(BRIEF): The word "시장이자율보다" may appear in some lines of the data; copy every such line.

◆ ◆ ◆ ◆ ◆ ◆ ◆

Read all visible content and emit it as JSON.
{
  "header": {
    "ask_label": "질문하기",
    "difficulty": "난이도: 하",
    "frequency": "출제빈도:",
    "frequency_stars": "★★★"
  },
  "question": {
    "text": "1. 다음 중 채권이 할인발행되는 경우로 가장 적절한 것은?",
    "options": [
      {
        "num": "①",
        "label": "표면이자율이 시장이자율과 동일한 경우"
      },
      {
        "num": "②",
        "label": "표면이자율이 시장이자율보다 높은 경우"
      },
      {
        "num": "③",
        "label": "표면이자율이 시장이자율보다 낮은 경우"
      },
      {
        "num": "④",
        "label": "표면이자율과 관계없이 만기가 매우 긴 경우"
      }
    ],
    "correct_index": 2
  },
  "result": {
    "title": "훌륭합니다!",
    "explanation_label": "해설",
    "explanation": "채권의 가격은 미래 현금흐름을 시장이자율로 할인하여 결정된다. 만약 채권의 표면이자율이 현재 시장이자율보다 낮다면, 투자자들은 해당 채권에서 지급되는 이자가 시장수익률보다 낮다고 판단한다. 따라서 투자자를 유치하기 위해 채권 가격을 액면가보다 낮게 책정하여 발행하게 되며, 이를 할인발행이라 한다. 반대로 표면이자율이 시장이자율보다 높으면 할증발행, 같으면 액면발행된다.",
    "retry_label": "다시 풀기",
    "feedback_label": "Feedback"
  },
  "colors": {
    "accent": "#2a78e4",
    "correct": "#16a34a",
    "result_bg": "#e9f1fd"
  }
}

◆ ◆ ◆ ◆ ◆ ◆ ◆

(RESPONSE):
        "label": "표면이자율이 시장이자율보다 높은 경우"
        "label": "표면이자율이 시장이자율보다 낮은 경우"
    "explanation": "채권의 가격은 미래 현금흐름을 시장이자율로 할인하여 결정된다. 만약 채권의 표면이자율이 현재 시장이자율보다 낮다면, 투자자들은 해당 채권에서 지급되는 이자가 시장수익률보다 낮다고 판단한다. 따라서 투자자를 유치하기 위해 채권 가격을 액면가보다 낮게 책정하여 발행하게 되며, 이를 할인발행이라 한다. 반대로 표면이자율이 시장이자율보다 높으면 할증발행, 같으면 액면발행된다.",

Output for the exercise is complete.